RECORDS SHOWN =>
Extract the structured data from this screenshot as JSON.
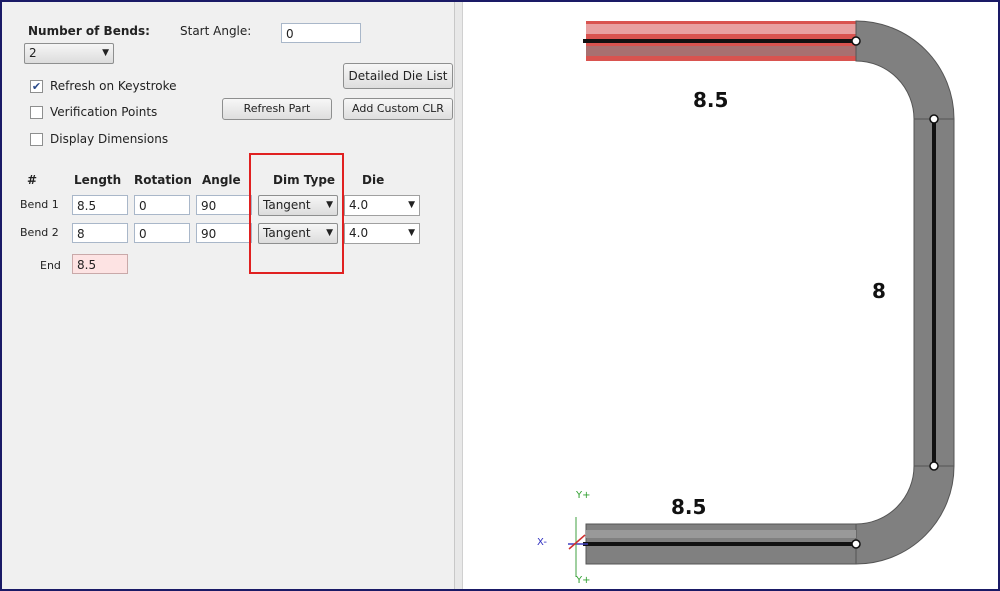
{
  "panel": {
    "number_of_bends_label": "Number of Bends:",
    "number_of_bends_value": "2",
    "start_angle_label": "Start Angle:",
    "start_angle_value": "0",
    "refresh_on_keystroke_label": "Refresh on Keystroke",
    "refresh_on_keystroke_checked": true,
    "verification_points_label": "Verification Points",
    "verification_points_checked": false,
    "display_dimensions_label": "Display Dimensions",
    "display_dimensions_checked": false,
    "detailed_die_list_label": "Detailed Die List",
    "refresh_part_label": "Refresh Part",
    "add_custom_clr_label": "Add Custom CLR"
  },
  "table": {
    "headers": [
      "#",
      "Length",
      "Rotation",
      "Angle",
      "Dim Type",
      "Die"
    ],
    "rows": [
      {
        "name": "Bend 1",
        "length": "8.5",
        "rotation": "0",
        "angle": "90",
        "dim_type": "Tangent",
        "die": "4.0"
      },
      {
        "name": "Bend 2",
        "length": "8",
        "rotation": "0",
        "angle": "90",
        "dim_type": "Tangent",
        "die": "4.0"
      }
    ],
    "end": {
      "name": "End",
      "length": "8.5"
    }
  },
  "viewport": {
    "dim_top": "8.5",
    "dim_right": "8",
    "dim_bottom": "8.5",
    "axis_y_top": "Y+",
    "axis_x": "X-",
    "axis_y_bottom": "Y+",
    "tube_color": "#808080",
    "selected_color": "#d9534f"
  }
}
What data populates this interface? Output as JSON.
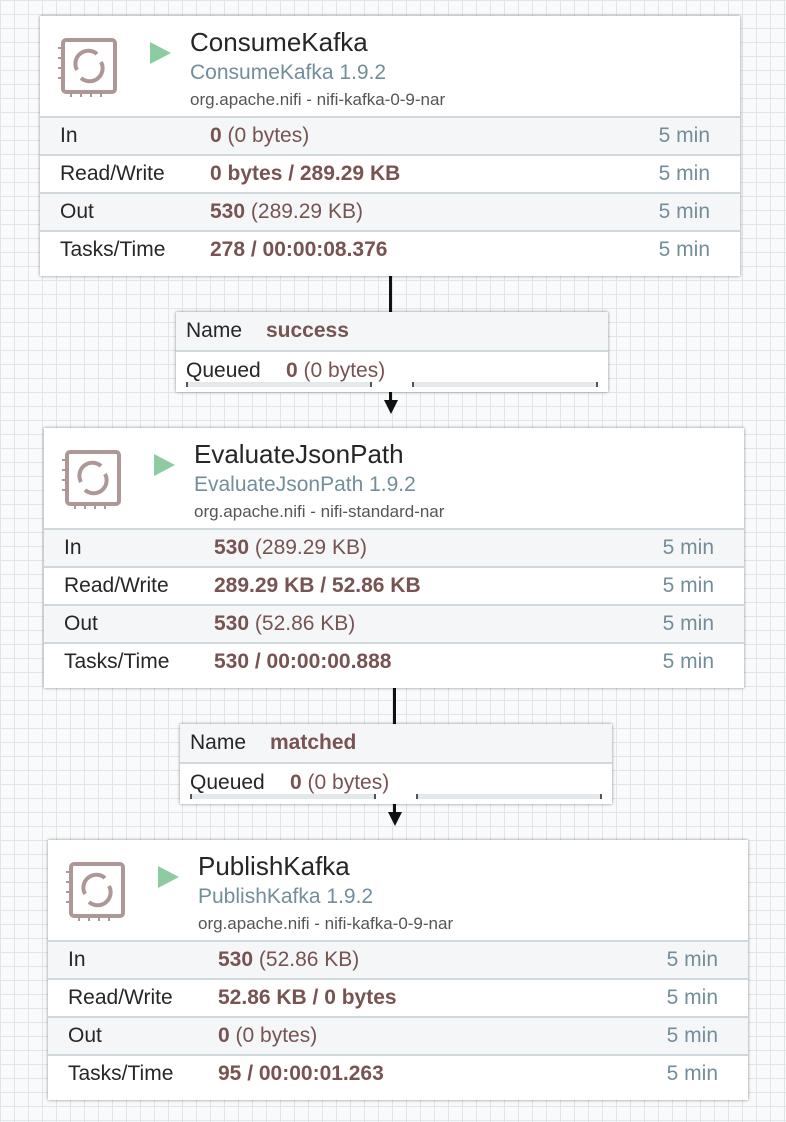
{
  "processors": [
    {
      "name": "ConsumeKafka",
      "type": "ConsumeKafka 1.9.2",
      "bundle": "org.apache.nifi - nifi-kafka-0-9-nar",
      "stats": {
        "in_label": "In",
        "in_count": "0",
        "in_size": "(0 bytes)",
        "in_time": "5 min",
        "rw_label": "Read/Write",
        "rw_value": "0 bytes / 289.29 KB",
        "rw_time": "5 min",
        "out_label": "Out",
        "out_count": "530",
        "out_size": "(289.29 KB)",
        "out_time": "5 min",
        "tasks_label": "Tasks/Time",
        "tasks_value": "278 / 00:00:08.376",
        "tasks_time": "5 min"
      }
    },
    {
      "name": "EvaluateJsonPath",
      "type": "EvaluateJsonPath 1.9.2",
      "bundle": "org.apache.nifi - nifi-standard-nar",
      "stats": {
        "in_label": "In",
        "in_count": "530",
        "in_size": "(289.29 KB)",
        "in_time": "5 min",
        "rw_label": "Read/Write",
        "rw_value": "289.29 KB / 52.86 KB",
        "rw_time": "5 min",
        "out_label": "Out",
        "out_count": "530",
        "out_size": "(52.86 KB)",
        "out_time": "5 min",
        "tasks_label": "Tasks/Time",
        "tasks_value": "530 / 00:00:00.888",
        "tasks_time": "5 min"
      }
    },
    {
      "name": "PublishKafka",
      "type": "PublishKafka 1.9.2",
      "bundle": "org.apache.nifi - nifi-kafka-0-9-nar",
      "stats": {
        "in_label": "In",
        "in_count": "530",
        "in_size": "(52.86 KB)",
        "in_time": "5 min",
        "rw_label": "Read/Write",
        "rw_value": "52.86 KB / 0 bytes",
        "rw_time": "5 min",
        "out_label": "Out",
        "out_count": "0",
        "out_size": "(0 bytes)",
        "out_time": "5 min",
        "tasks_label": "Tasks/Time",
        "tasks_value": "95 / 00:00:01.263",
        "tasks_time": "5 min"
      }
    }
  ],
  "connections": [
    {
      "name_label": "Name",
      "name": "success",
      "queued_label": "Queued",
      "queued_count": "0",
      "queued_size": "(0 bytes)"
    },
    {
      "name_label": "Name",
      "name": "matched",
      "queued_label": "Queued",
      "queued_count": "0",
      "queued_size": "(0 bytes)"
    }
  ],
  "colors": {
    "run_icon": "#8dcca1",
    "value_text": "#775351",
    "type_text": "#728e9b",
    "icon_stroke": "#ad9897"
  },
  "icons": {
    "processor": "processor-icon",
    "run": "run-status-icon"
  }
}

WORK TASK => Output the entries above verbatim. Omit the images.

REPLY =>
Extract the structured data from this screenshot as JSON.
{
  "panel": {
    "number_of_bends_label": "Number of Bends:",
    "number_of_bends_value": "2",
    "start_angle_label": "Start Angle:",
    "start_angle_value": "0",
    "refresh_on_keystroke_label": "Refresh on Keystroke",
    "refresh_on_keystroke_checked": true,
    "verification_points_label": "Verification Points",
    "verification_points_checked": false,
    "display_dimensions_label": "Display Dimensions",
    "display_dimensions_checked": false,
    "detailed_die_list_label": "Detailed Die List",
    "refresh_part_label": "Refresh Part",
    "add_custom_clr_label": "Add Custom CLR"
  },
  "table": {
    "headers": [
      "#",
      "Length",
      "Rotation",
      "Angle",
      "Dim Type",
      "Die"
    ],
    "rows": [
      {
        "name": "Bend 1",
        "length": "8.5",
        "rotation": "0",
        "angle": "90",
        "dim_type": "Tangent",
        "die": "4.0"
      },
      {
        "name": "Bend 2",
        "length": "8",
        "rotation": "0",
        "angle": "90",
        "dim_type": "Tangent",
        "die": "4.0"
      }
    ],
    "end": {
      "name": "End",
      "length": "8.5"
    }
  },
  "viewport": {
    "dim_top": "8.5",
    "dim_right": "8",
    "dim_bottom": "8.5",
    "axis_y_top": "Y+",
    "axis_x": "X-",
    "axis_y_bottom": "Y+",
    "tube_color": "#808080",
    "selected_color": "#d9534f"
  }
}
What data populates this interface? Output as JSON.
{
  "processors": [
    {
      "name": "ConsumeKafka",
      "type": "ConsumeKafka 1.9.2",
      "bundle": "org.apache.nifi - nifi-kafka-0-9-nar",
      "stats": {
        "in_label": "In",
        "in_count": "0",
        "in_size": "(0 bytes)",
        "in_time": "5 min",
        "rw_label": "Read/Write",
        "rw_value": "0 bytes / 289.29 KB",
        "rw_time": "5 min",
        "out_label": "Out",
        "out_count": "530",
        "out_size": "(289.29 KB)",
        "out_time": "5 min",
        "tasks_label": "Tasks/Time",
        "tasks_value": "278 / 00:00:08.376",
        "tasks_time": "5 min"
      }
    },
    {
      "name": "EvaluateJsonPath",
      "type": "EvaluateJsonPath 1.9.2",
      "bundle": "org.apache.nifi - nifi-standard-nar",
      "stats": {
        "in_label": "In",
        "in_count": "530",
        "in_size": "(289.29 KB)",
        "in_time": "5 min",
        "rw_label": "Read/Write",
        "rw_value": "289.29 KB / 52.86 KB",
        "rw_time": "5 min",
        "out_label": "Out",
        "out_count": "530",
        "out_size": "(52.86 KB)",
        "out_time": "5 min",
        "tasks_label": "Tasks/Time",
        "tasks_value": "530 / 00:00:00.888",
        "tasks_time": "5 min"
      }
    },
    {
      "name": "PublishKafka",
      "type": "PublishKafka 1.9.2",
      "bundle": "org.apache.nifi - nifi-kafka-0-9-nar",
      "stats": {
        "in_label": "In",
        "in_count": "530",
        "in_size": "(52.86 KB)",
        "in_time": "5 min",
        "rw_label": "Read/Write",
        "rw_value": "52.86 KB / 0 bytes",
        "rw_time": "5 min",
        "out_label": "Out",
        "out_count": "0",
        "out_size": "(0 bytes)",
        "out_time": "5 min",
        "tasks_label": "Tasks/Time",
        "tasks_value": "95 / 00:00:01.263",
        "tasks_time": "5 min"
      }
    }
  ],
  "connections": [
    {
      "name_label": "Name",
      "name": "success",
      "queued_label": "Queued",
      "queued_count": "0",
      "queued_size": "(0 bytes)"
    },
    {
      "name_label": "Name",
      "name": "matched",
      "queued_label": "Queued",
      "queued_count": "0",
      "queued_size": "(0 bytes)"
    }
  ],
  "colors": {
    "run_icon": "#8dcca1",
    "value_text": "#775351",
    "type_text": "#728e9b",
    "icon_stroke": "#ad9897"
  },
  "icons": {
    "processor": "processor-icon",
    "run": "run-status-icon"
  }
}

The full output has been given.